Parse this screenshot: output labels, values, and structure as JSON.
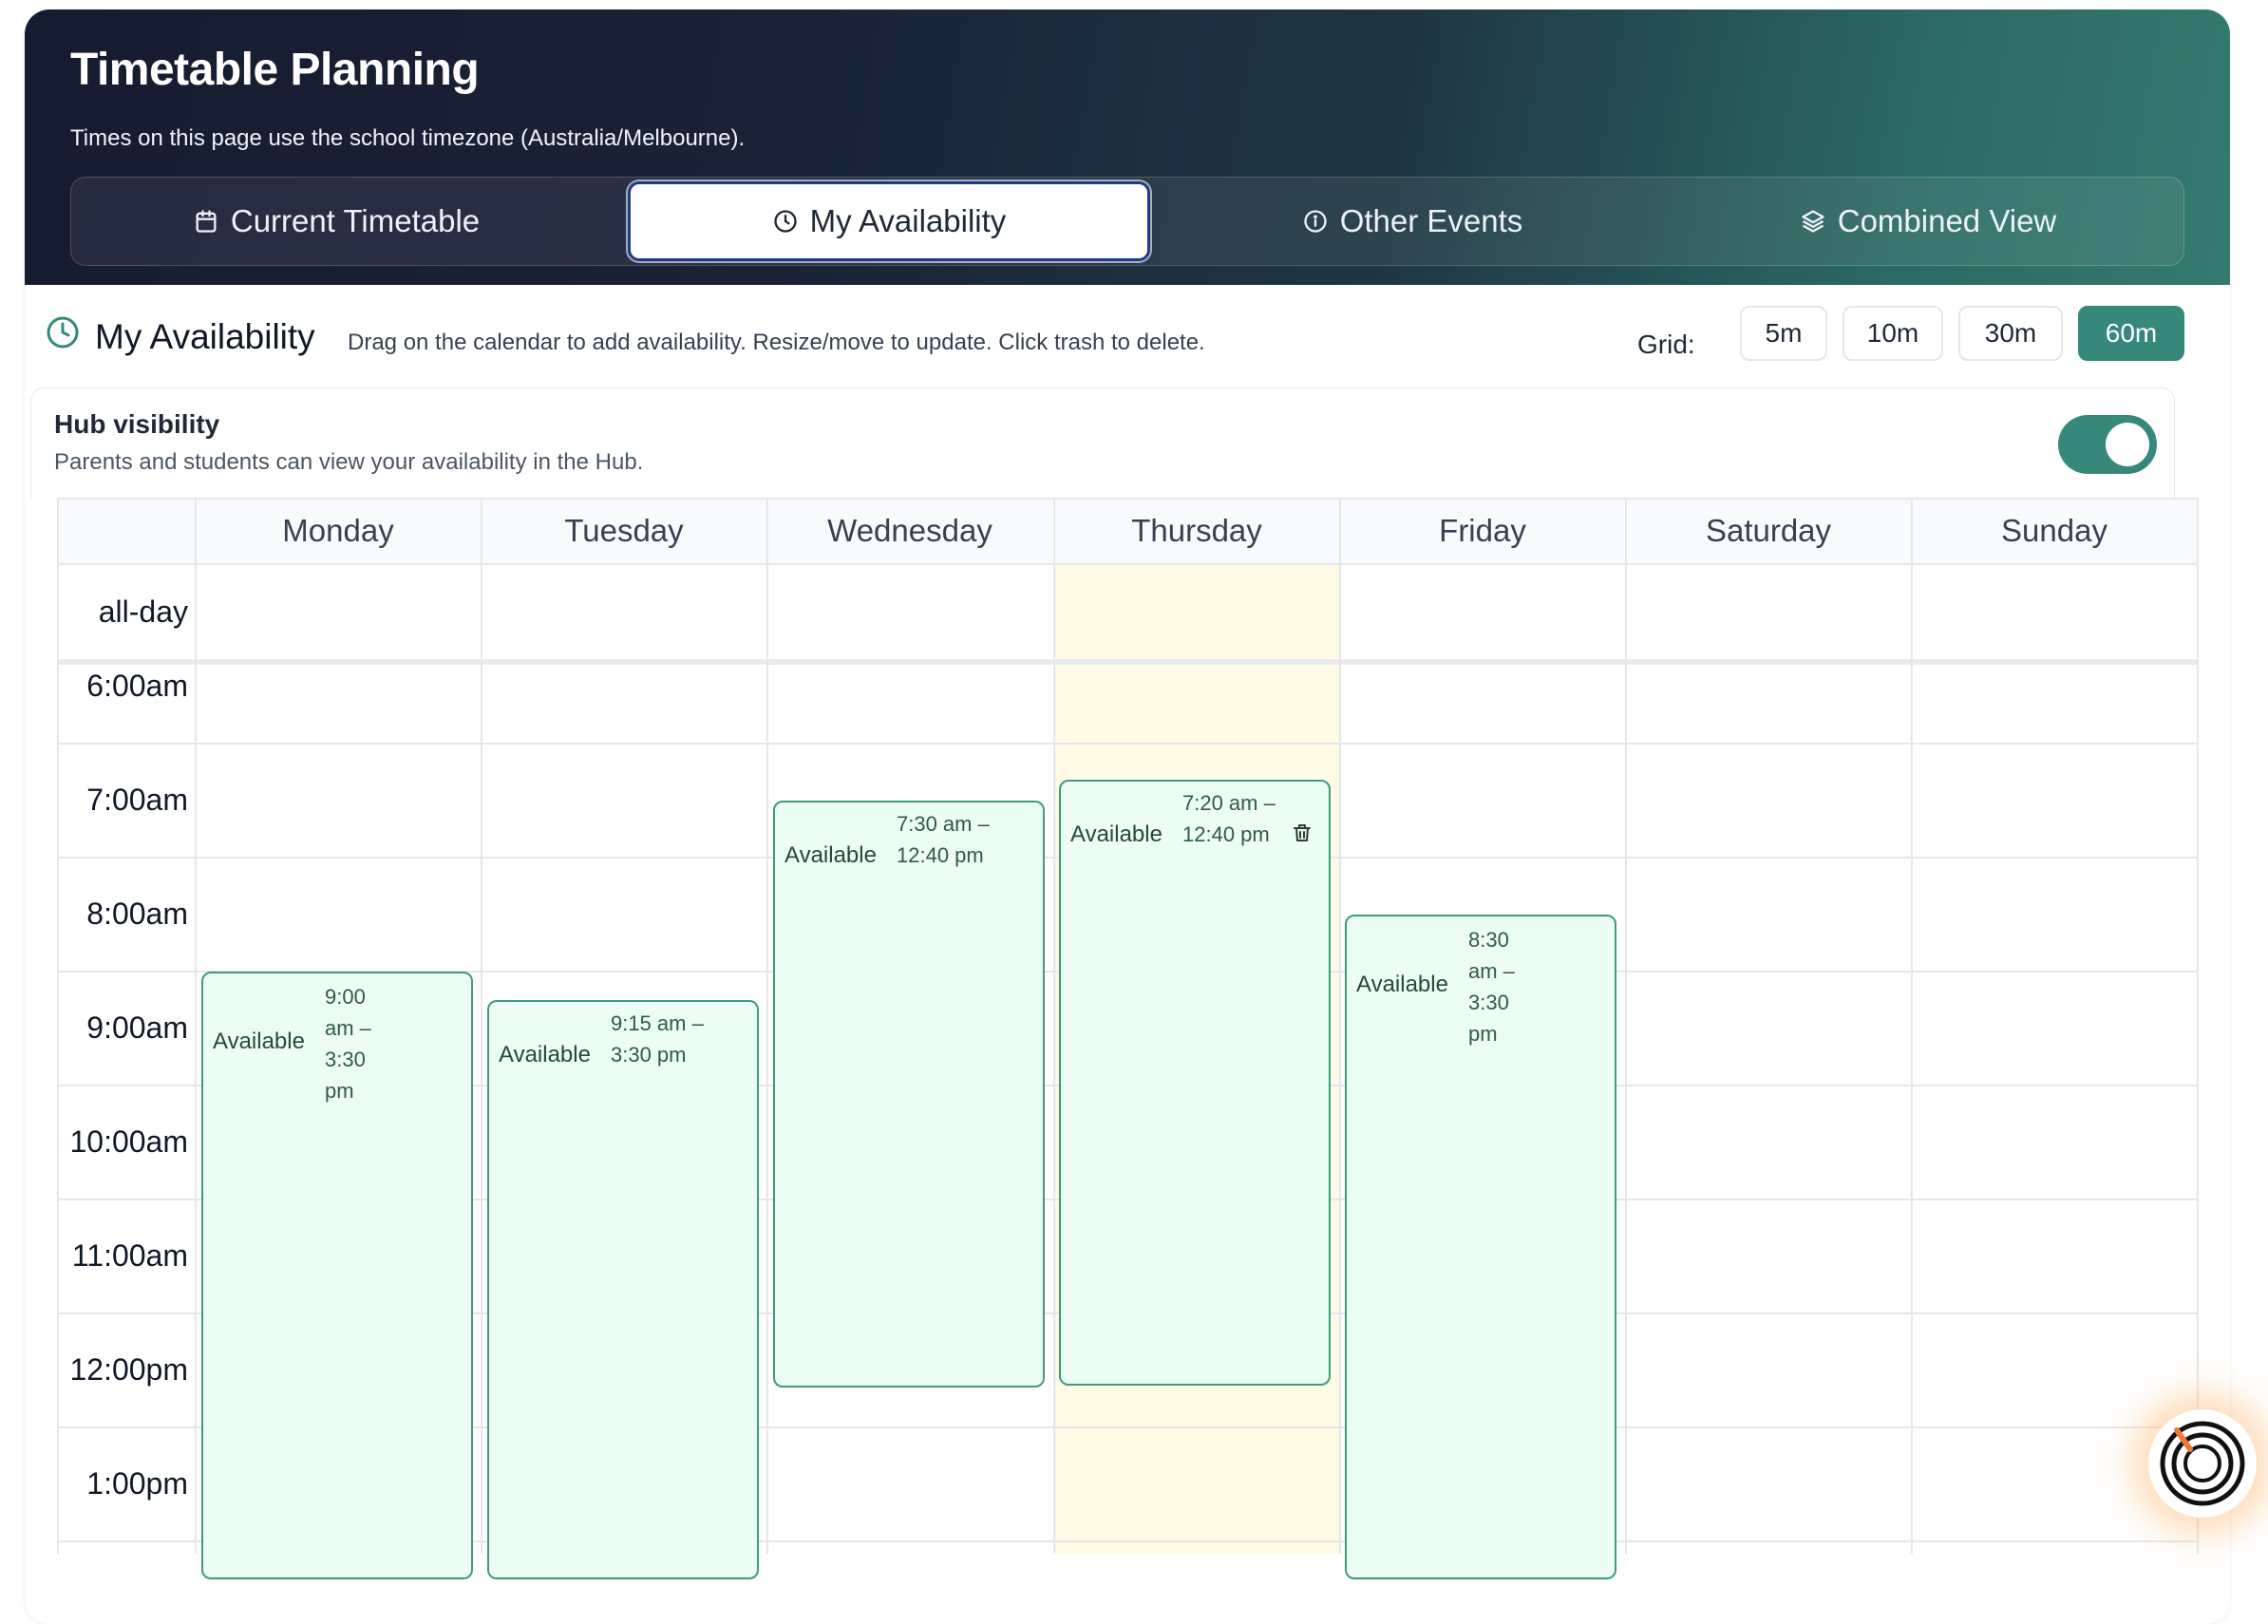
{
  "header": {
    "title": "Timetable Planning",
    "subtitle": "Times on this page use the school timezone (Australia/Melbourne).",
    "tabs": [
      {
        "label": "Current Timetable",
        "icon": "calendar-icon"
      },
      {
        "label": "My Availability",
        "icon": "clock-icon",
        "active": true
      },
      {
        "label": "Other Events",
        "icon": "info-icon"
      },
      {
        "label": "Combined View",
        "icon": "layers-icon"
      }
    ]
  },
  "section": {
    "title": "My Availability",
    "description": "Drag on the calendar to add availability. Resize/move to update. Click trash to delete.",
    "grid_label": "Grid:",
    "grid_options": [
      "5m",
      "10m",
      "30m",
      "60m"
    ],
    "grid_selected": "60m"
  },
  "hub": {
    "title": "Hub visibility",
    "description": "Parents and students can view your availability in the Hub.",
    "enabled": true
  },
  "calendar": {
    "days": [
      "Monday",
      "Tuesday",
      "Wednesday",
      "Thursday",
      "Friday",
      "Saturday",
      "Sunday"
    ],
    "highlighted_day": "Thursday",
    "all_day_label": "all-day",
    "times": [
      "6:00am",
      "7:00am",
      "8:00am",
      "9:00am",
      "10:00am",
      "11:00am",
      "12:00pm",
      "1:00pm"
    ],
    "events": [
      {
        "label": "Available",
        "time": "9:00 am – 3:30 pm"
      },
      {
        "label": "Available",
        "time": "9:15 am – 3:30 pm"
      },
      {
        "label": "Available",
        "time": "7:30 am – 12:40 pm"
      },
      {
        "label": "Available",
        "time": "7:20 am – 12:40 pm"
      },
      {
        "label": "Available",
        "time": "8:30 am – 3:30 pm"
      }
    ]
  },
  "colors": {
    "accent": "#35887a",
    "event_bg": "#ecfdf3",
    "event_border": "#3f9b7f",
    "today_bg": "#fefae6",
    "header_start": "#151c30",
    "header_end": "#347a70"
  }
}
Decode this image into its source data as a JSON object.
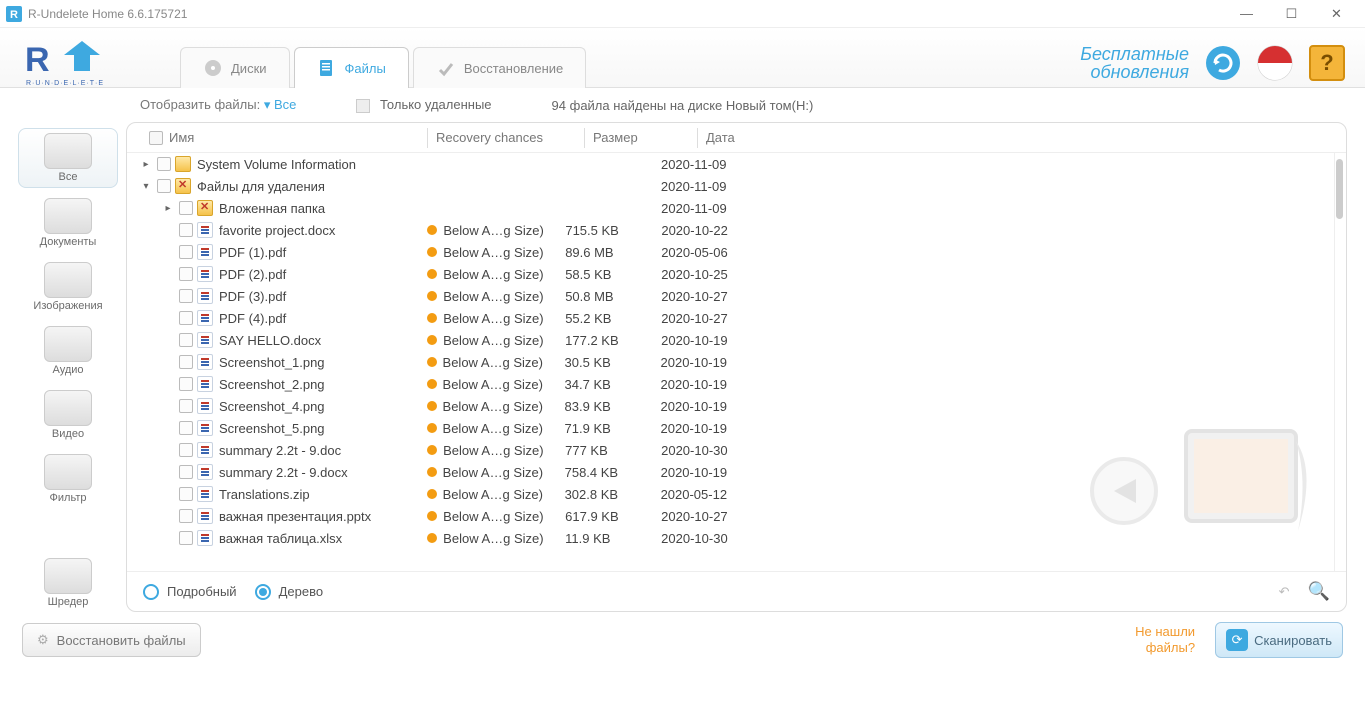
{
  "window": {
    "title": "R-Undelete Home 6.6.175721"
  },
  "tabs": {
    "disks": "Диски",
    "files": "Файлы",
    "recovery": "Восстановление",
    "active_index": 1
  },
  "top_right": {
    "updates_line1": "Бесплатные",
    "updates_line2": "обновления",
    "help_glyph": "?"
  },
  "filterbar": {
    "show_files_label": "Отобразить файлы:",
    "show_files_value": "Все",
    "only_deleted_label": "Только удаленные",
    "status": "94 файла найдены на диске Новый том(H:)"
  },
  "leftrail": [
    {
      "key": "all",
      "label": "Все",
      "active": true
    },
    {
      "key": "docs",
      "label": "Документы"
    },
    {
      "key": "images",
      "label": "Изображения"
    },
    {
      "key": "audio",
      "label": "Аудио"
    },
    {
      "key": "video",
      "label": "Видео"
    },
    {
      "key": "filter",
      "label": "Фильтр"
    }
  ],
  "shredder_label": "Шредер",
  "columns": {
    "name": "Имя",
    "recovery": "Recovery chances",
    "size": "Размер",
    "date": "Дата"
  },
  "recovery_text": "Below A…g Size)",
  "rows": [
    {
      "indent": 0,
      "exp": "▸",
      "icon": "folder",
      "name": "System Volume Information",
      "rec": "",
      "size": "",
      "date": "2020-11-09"
    },
    {
      "indent": 0,
      "exp": "▾",
      "icon": "folderx",
      "name": "Файлы для удаления",
      "rec": "",
      "size": "",
      "date": "2020-11-09"
    },
    {
      "indent": 1,
      "exp": "▸",
      "icon": "folderx",
      "name": "Вложенная папка",
      "rec": "",
      "size": "",
      "date": "2020-11-09"
    },
    {
      "indent": 1,
      "exp": "",
      "icon": "file",
      "name": "favorite project.docx",
      "rec": "dot",
      "size": "715.5 KB",
      "date": "2020-10-22"
    },
    {
      "indent": 1,
      "exp": "",
      "icon": "file",
      "name": "PDF (1).pdf",
      "rec": "dot",
      "size": "89.6 MB",
      "date": "2020-05-06"
    },
    {
      "indent": 1,
      "exp": "",
      "icon": "file",
      "name": "PDF (2).pdf",
      "rec": "dot",
      "size": "58.5 KB",
      "date": "2020-10-25"
    },
    {
      "indent": 1,
      "exp": "",
      "icon": "file",
      "name": "PDF (3).pdf",
      "rec": "dot",
      "size": "50.8 MB",
      "date": "2020-10-27"
    },
    {
      "indent": 1,
      "exp": "",
      "icon": "file",
      "name": "PDF (4).pdf",
      "rec": "dot",
      "size": "55.2 KB",
      "date": "2020-10-27"
    },
    {
      "indent": 1,
      "exp": "",
      "icon": "file",
      "name": "SAY HELLO.docx",
      "rec": "dot",
      "size": "177.2 KB",
      "date": "2020-10-19"
    },
    {
      "indent": 1,
      "exp": "",
      "icon": "file",
      "name": "Screenshot_1.png",
      "rec": "dot",
      "size": "30.5 KB",
      "date": "2020-10-19"
    },
    {
      "indent": 1,
      "exp": "",
      "icon": "file",
      "name": "Screenshot_2.png",
      "rec": "dot",
      "size": "34.7 KB",
      "date": "2020-10-19"
    },
    {
      "indent": 1,
      "exp": "",
      "icon": "file",
      "name": "Screenshot_4.png",
      "rec": "dot",
      "size": "83.9 KB",
      "date": "2020-10-19"
    },
    {
      "indent": 1,
      "exp": "",
      "icon": "file",
      "name": "Screenshot_5.png",
      "rec": "dot",
      "size": "71.9 KB",
      "date": "2020-10-19"
    },
    {
      "indent": 1,
      "exp": "",
      "icon": "file",
      "name": "summary 2.2t - 9.doc",
      "rec": "dot",
      "size": "777 KB",
      "date": "2020-10-30"
    },
    {
      "indent": 1,
      "exp": "",
      "icon": "file",
      "name": "summary 2.2t - 9.docx",
      "rec": "dot",
      "size": "758.4 KB",
      "date": "2020-10-19"
    },
    {
      "indent": 1,
      "exp": "",
      "icon": "file",
      "name": "Translations.zip",
      "rec": "dot",
      "size": "302.8 KB",
      "date": "2020-05-12"
    },
    {
      "indent": 1,
      "exp": "",
      "icon": "file",
      "name": "важная презентация.pptx",
      "rec": "dot",
      "size": "617.9 KB",
      "date": "2020-10-27"
    },
    {
      "indent": 1,
      "exp": "",
      "icon": "file",
      "name": "важная таблица.xlsx",
      "rec": "dot",
      "size": "11.9 KB",
      "date": "2020-10-30"
    }
  ],
  "viewbar": {
    "detailed": "Подробный",
    "tree": "Дерево",
    "selected": "tree"
  },
  "bottombar": {
    "recover": "Восстановить файлы",
    "not_found_q": "Не нашли файлы?",
    "scan": "Сканировать"
  }
}
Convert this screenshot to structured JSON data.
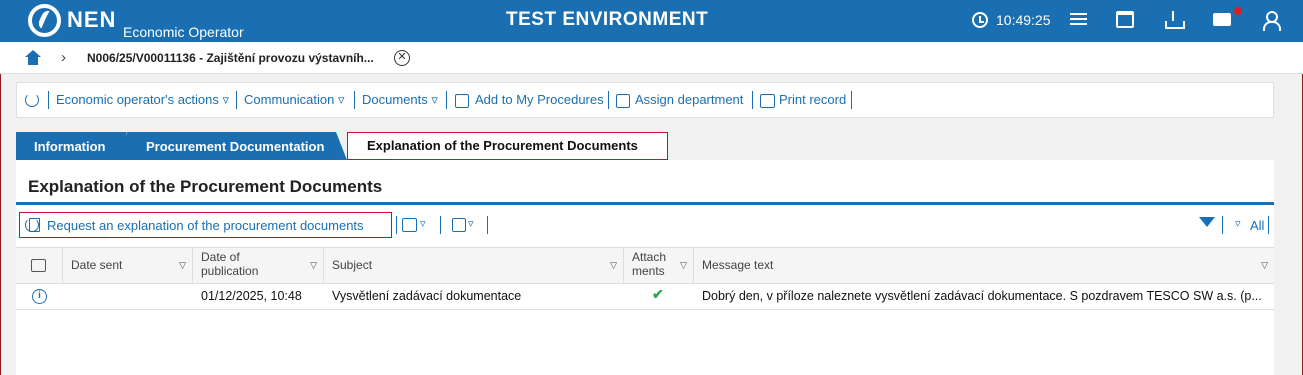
{
  "header": {
    "logo_text": "NEN",
    "logo_subtitle": "Economic Operator",
    "environment": "TEST ENVIRONMENT",
    "time": "10:49:25",
    "accent": "#1a6fb3",
    "notification_color": "#d0201f",
    "icons": [
      "clock-icon",
      "menu-icon",
      "calendar-icon",
      "download-icon",
      "mail-icon",
      "user-icon"
    ]
  },
  "breadcrumb": {
    "current": "N006/25/V00011136 - Zajištění provozu výstavníh..."
  },
  "actions": {
    "economic_operator": "Economic operator's actions",
    "communication": "Communication",
    "documents": "Documents",
    "add_procedures": "Add to My Procedures",
    "assign_department": "Assign department",
    "print_record": "Print record",
    "caret": "▿"
  },
  "tabs": [
    {
      "label": "Information"
    },
    {
      "label": "Procurement Documentation"
    },
    {
      "label": "Explanation of the Procurement Documents",
      "active": true
    }
  ],
  "panel": {
    "title": "Explanation of the Procurement Documents",
    "request_button": "Request an explanation of the procurement documents",
    "filter_all": "All"
  },
  "table": {
    "columns": [
      "Date sent",
      "Date of publication",
      "Subject",
      "Attachments",
      "Message text"
    ],
    "col_date_pub_line1": "Date of",
    "col_date_pub_line2": "publication",
    "col_attach_line1": "Attach",
    "col_attach_line2": "ments",
    "rows": [
      {
        "date_sent": "",
        "date_publication": "01/12/2025, 10:48",
        "subject": "Vysvětlení zadávací dokumentace",
        "attachments": "✔",
        "message": "Dobrý den, v příloze naleznete vysvětlení zadávací dokumentace. S pozdravem TESCO SW a.s. (p..."
      }
    ]
  }
}
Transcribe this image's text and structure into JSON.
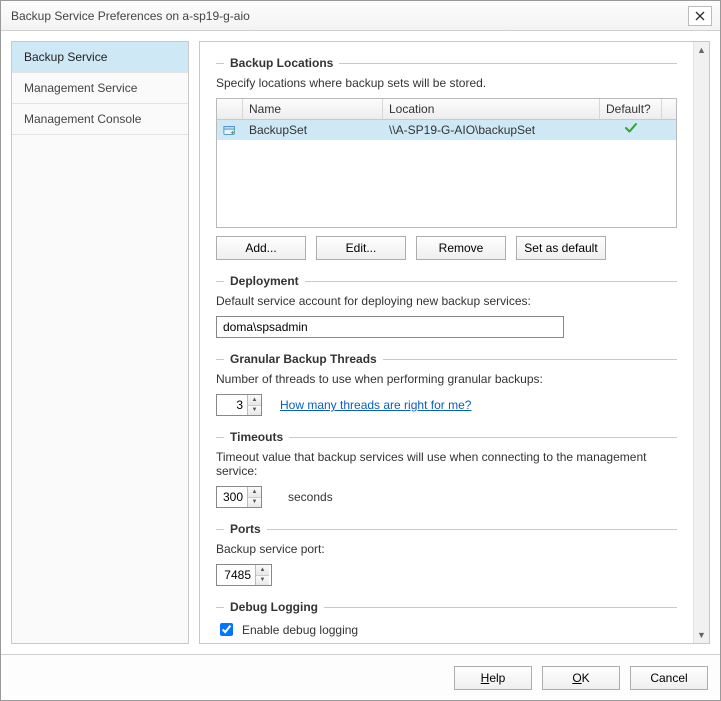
{
  "window": {
    "title": "Backup Service Preferences on a-sp19-g-aio"
  },
  "sidebar": {
    "items": [
      {
        "label": "Backup Service",
        "selected": true
      },
      {
        "label": "Management Service",
        "selected": false
      },
      {
        "label": "Management Console",
        "selected": false
      }
    ]
  },
  "sections": {
    "backup_locations": {
      "title": "Backup Locations",
      "desc": "Specify locations where backup sets will be stored.",
      "columns": {
        "name": "Name",
        "location": "Location",
        "default": "Default?"
      },
      "rows": [
        {
          "name": "BackupSet",
          "location": "\\\\A-SP19-G-AIO\\backupSet",
          "is_default": true
        }
      ],
      "buttons": {
        "add": "Add...",
        "edit": "Edit...",
        "remove": "Remove",
        "set_default": "Set as default"
      }
    },
    "deployment": {
      "title": "Deployment",
      "desc": "Default service account for deploying new backup services:",
      "value": "doma\\spsadmin"
    },
    "threads": {
      "title": "Granular Backup Threads",
      "desc": "Number of threads to use when performing granular backups:",
      "value": "3",
      "help_link": "How many threads are right for me?"
    },
    "timeouts": {
      "title": "Timeouts",
      "desc": "Timeout value that backup services will use when connecting to the management service:",
      "value": "300",
      "unit": "seconds"
    },
    "ports": {
      "title": "Ports",
      "desc": "Backup service port:",
      "value": "7485"
    },
    "debug": {
      "title": "Debug Logging",
      "checkbox_label": "Enable debug logging",
      "checked": true
    }
  },
  "footer": {
    "help": "Help",
    "ok": "OK",
    "cancel": "Cancel"
  }
}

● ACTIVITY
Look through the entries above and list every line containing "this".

● COMPLETED EXERCISE
Parse this screenshot: output labels, values, and structure as JSON.
    "subtitle": "Times on this page use the school timezone (Australia/Melbourne).",
Decode this image into its source data as a JSON object.
Convert this screenshot to structured JSON data.
Transcribe this image's text and structure into JSON.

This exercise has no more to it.